**THE PROBLEM**
Below are some entries; reproduce them exactly and leave every picture out.

^^^^^^^^

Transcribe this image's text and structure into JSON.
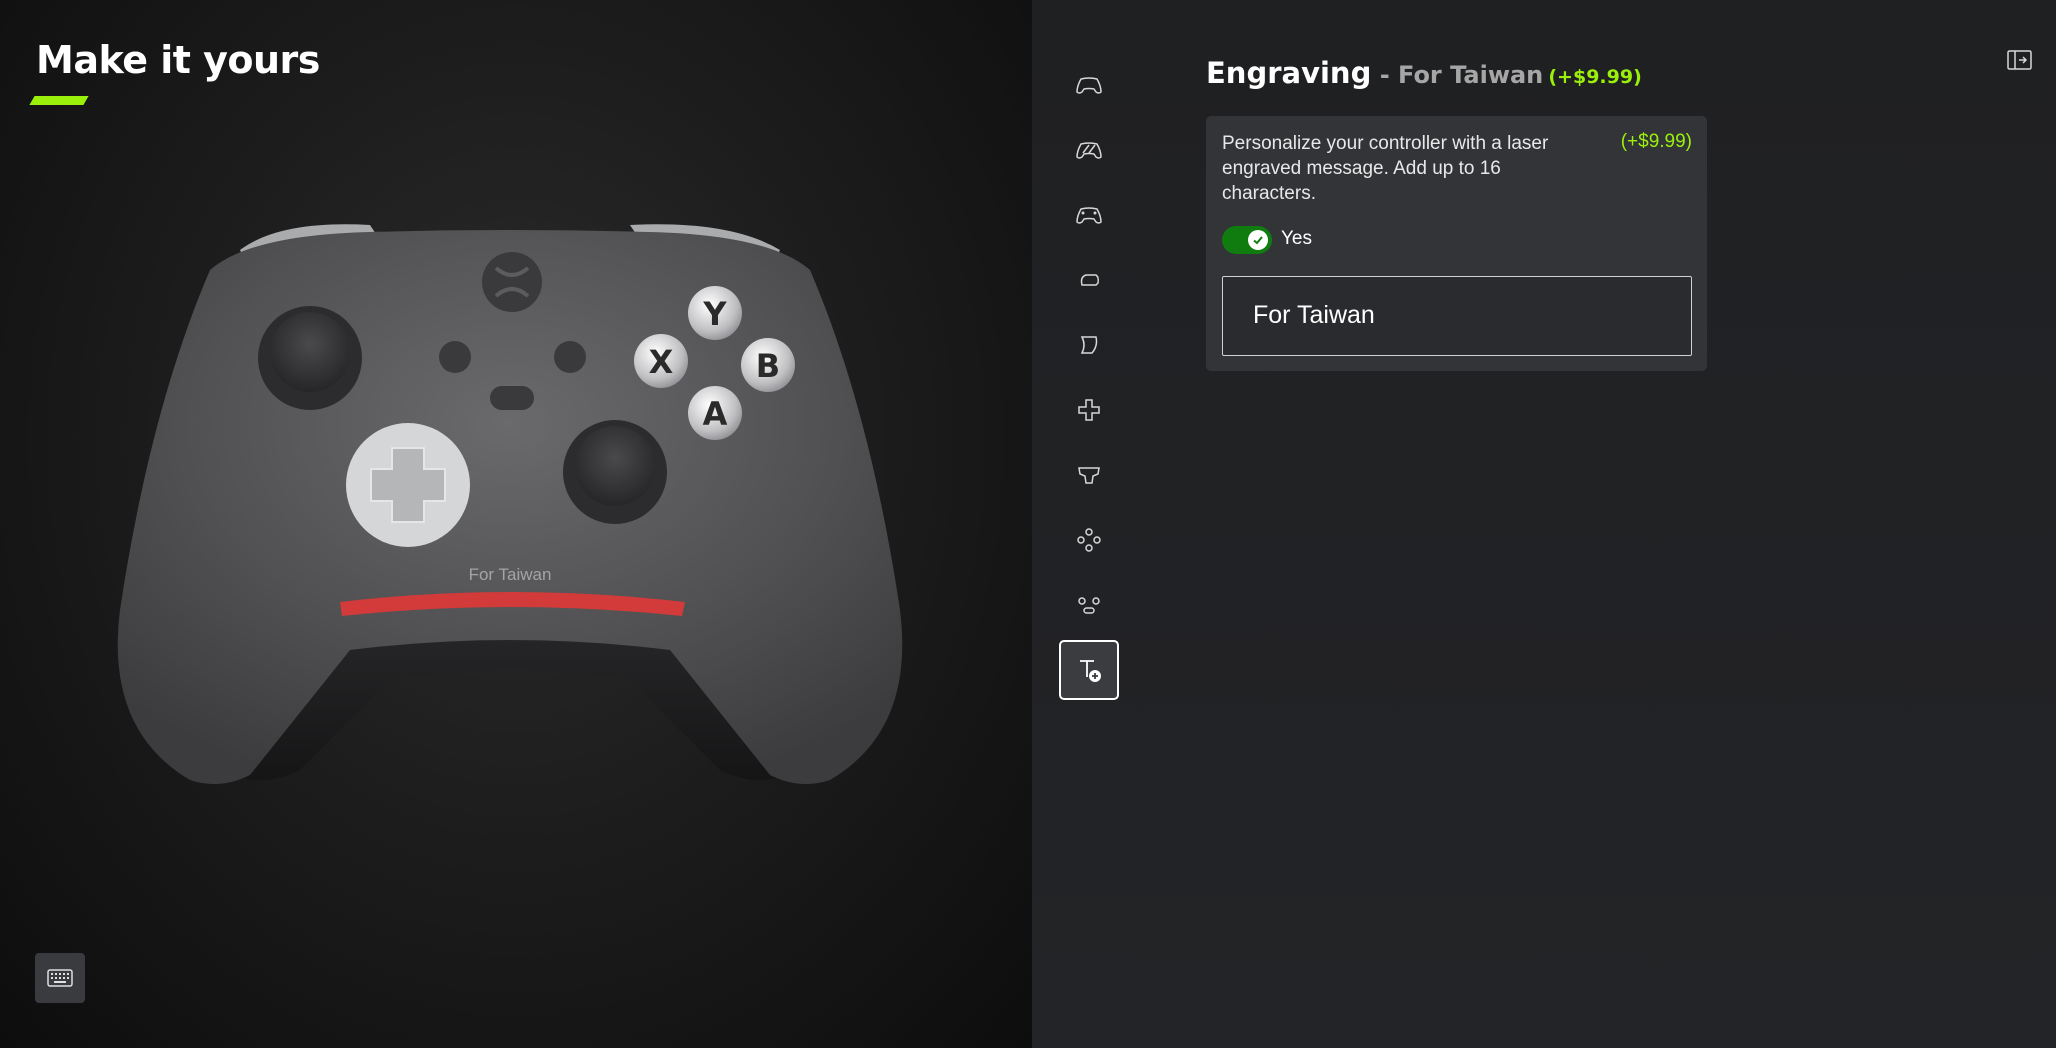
{
  "preview": {
    "title": "Make it yours",
    "engraving_text": "For Taiwan",
    "buttons": {
      "y": "Y",
      "x": "X",
      "b": "B",
      "a": "A"
    },
    "colors": {
      "body": "#5a5a5c",
      "bumper": "#a9abad",
      "dpad": "#c8cacc",
      "trigger_accent": "#d33a3a",
      "face_buttons": "#d8d8d8"
    }
  },
  "rail": {
    "items": [
      {
        "name": "body-icon"
      },
      {
        "name": "back-case-icon"
      },
      {
        "name": "bumpers-icon"
      },
      {
        "name": "trigger-icon"
      },
      {
        "name": "rear-grip-icon"
      },
      {
        "name": "dpad-icon"
      },
      {
        "name": "thumbsticks-icon"
      },
      {
        "name": "abxy-icon"
      },
      {
        "name": "view-menu-buttons-icon"
      },
      {
        "name": "engraving-icon",
        "active": true
      }
    ]
  },
  "header": {
    "section": "Engraving",
    "separator": " - ",
    "value": "For Taiwan",
    "price": "(+$9.99)"
  },
  "engraving": {
    "description": "Personalize your controller with a laser engraved message. Add up to 16 characters.",
    "price": "(+$9.99)",
    "toggle_label": "Yes",
    "toggle_on": true,
    "input_value": "For Taiwan"
  },
  "colors": {
    "accent": "#9bf00b",
    "toggle_on": "#107c10"
  }
}
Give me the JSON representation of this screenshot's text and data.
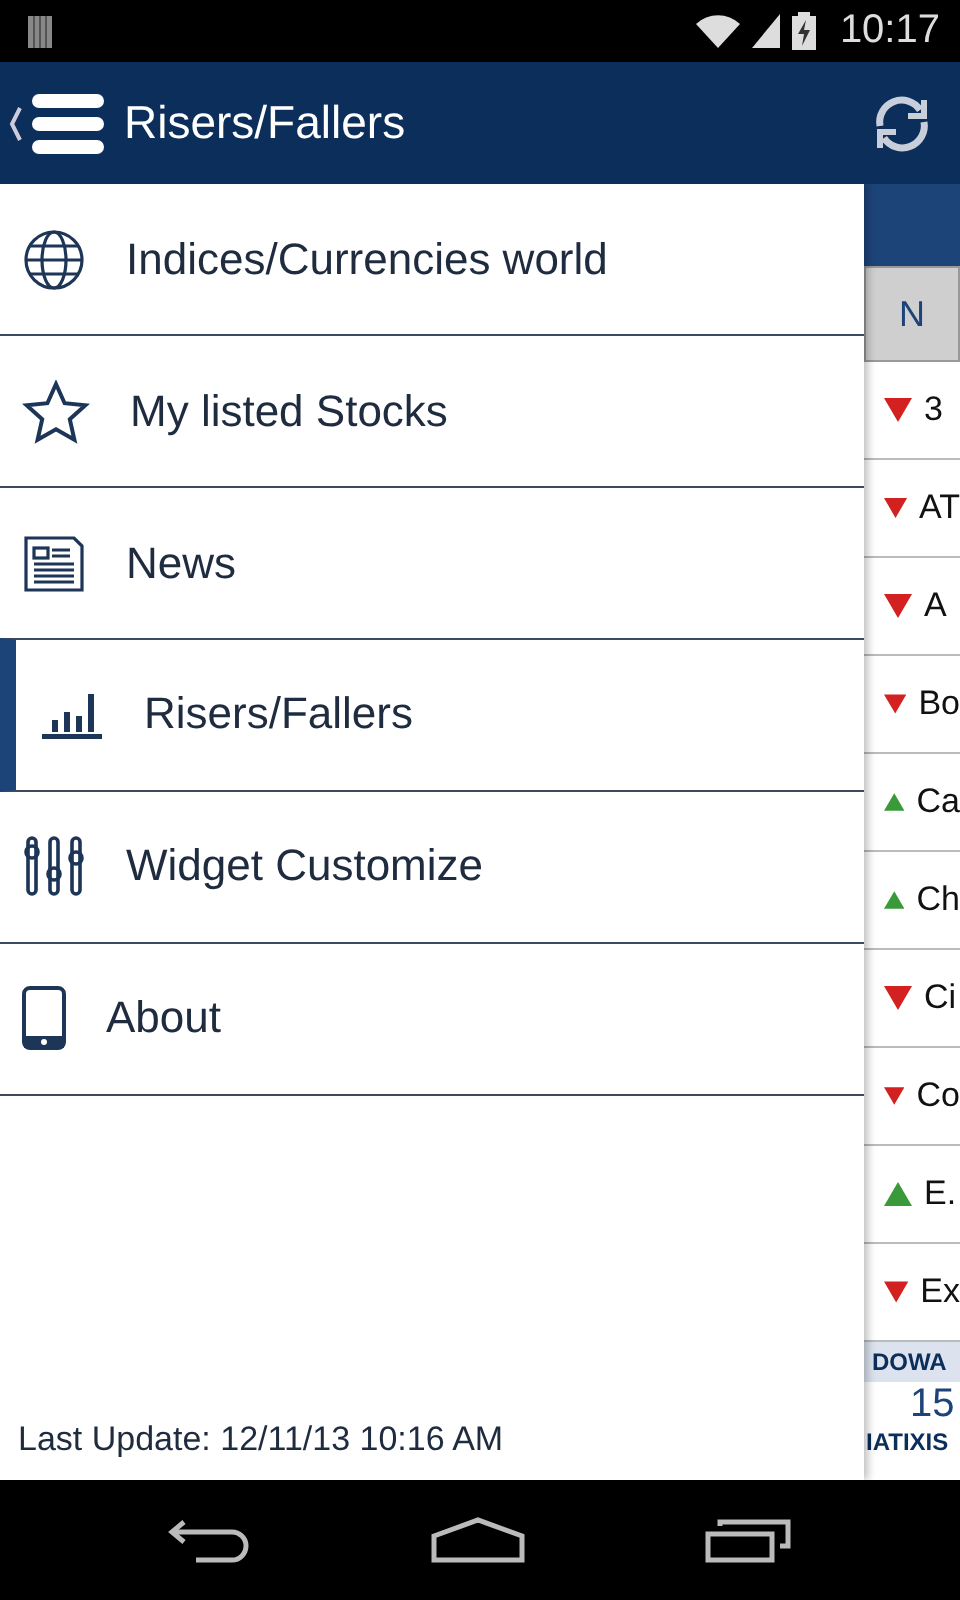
{
  "status_bar": {
    "time": "10:17"
  },
  "app_bar": {
    "title": "Risers/Fallers"
  },
  "drawer": {
    "items": [
      {
        "label": "Indices/Currencies world",
        "selected": false
      },
      {
        "label": "My listed Stocks",
        "selected": false
      },
      {
        "label": "News",
        "selected": false
      },
      {
        "label": "Risers/Fallers",
        "selected": true
      },
      {
        "label": "Widget Customize",
        "selected": false
      },
      {
        "label": "About",
        "selected": false
      }
    ],
    "last_update": "Last Update: 12/11/13 10:16 AM"
  },
  "behind": {
    "column_1": "N",
    "rows": [
      {
        "name": "3",
        "kind": "down"
      },
      {
        "name": "AT",
        "kind": "down"
      },
      {
        "name": "A",
        "kind": "down"
      },
      {
        "name": "Bo",
        "kind": "down"
      },
      {
        "name": "Ca",
        "kind": "up"
      },
      {
        "name": "Ch",
        "kind": "up"
      },
      {
        "name": "Ci",
        "kind": "down"
      },
      {
        "name": "Co",
        "kind": "down"
      },
      {
        "name": "E.",
        "kind": "up"
      },
      {
        "name": "Ex",
        "kind": "down"
      }
    ],
    "ticker_title": "DOWA",
    "ticker_value": "15",
    "ticker_source": "IATIXIS"
  }
}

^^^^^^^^

**ANSWER**
Transcribe this image's text and structure into JSON.
{
  "preview": {
    "title": "Make it yours",
    "engraving_text": "For Taiwan",
    "buttons": {
      "y": "Y",
      "x": "X",
      "b": "B",
      "a": "A"
    },
    "colors": {
      "body": "#5a5a5c",
      "bumper": "#a9abad",
      "dpad": "#c8cacc",
      "trigger_accent": "#d33a3a",
      "face_buttons": "#d8d8d8"
    }
  },
  "rail": {
    "items": [
      {
        "name": "body-icon"
      },
      {
        "name": "back-case-icon"
      },
      {
        "name": "bumpers-icon"
      },
      {
        "name": "trigger-icon"
      },
      {
        "name": "rear-grip-icon"
      },
      {
        "name": "dpad-icon"
      },
      {
        "name": "thumbsticks-icon"
      },
      {
        "name": "abxy-icon"
      },
      {
        "name": "view-menu-buttons-icon"
      },
      {
        "name": "engraving-icon",
        "active": true
      }
    ]
  },
  "header": {
    "section": "Engraving",
    "separator": " - ",
    "value": "For Taiwan",
    "price": "(+$9.99)"
  },
  "engraving": {
    "description": "Personalize your controller with a laser engraved message. Add up to 16 characters.",
    "price": "(+$9.99)",
    "toggle_label": "Yes",
    "toggle_on": true,
    "input_value": "For Taiwan"
  },
  "colors": {
    "accent": "#9bf00b",
    "toggle_on": "#107c10"
  }
}
Give me the JSON representation of this screenshot's text and data.
{
  "status_bar": {
    "time": "10:17"
  },
  "app_bar": {
    "title": "Risers/Fallers"
  },
  "drawer": {
    "items": [
      {
        "label": "Indices/Currencies world",
        "selected": false
      },
      {
        "label": "My listed Stocks",
        "selected": false
      },
      {
        "label": "News",
        "selected": false
      },
      {
        "label": "Risers/Fallers",
        "selected": true
      },
      {
        "label": "Widget Customize",
        "selected": false
      },
      {
        "label": "About",
        "selected": false
      }
    ],
    "last_update": "Last Update: 12/11/13 10:16 AM"
  },
  "behind": {
    "column_1": "N",
    "rows": [
      {
        "name": "3",
        "kind": "down"
      },
      {
        "name": "AT",
        "kind": "down"
      },
      {
        "name": "A",
        "kind": "down"
      },
      {
        "name": "Bo",
        "kind": "down"
      },
      {
        "name": "Ca",
        "kind": "up"
      },
      {
        "name": "Ch",
        "kind": "up"
      },
      {
        "name": "Ci",
        "kind": "down"
      },
      {
        "name": "Co",
        "kind": "down"
      },
      {
        "name": "E.",
        "kind": "up"
      },
      {
        "name": "Ex",
        "kind": "down"
      }
    ],
    "ticker_title": "DOWA",
    "ticker_value": "15",
    "ticker_source": "IATIXIS"
  }
}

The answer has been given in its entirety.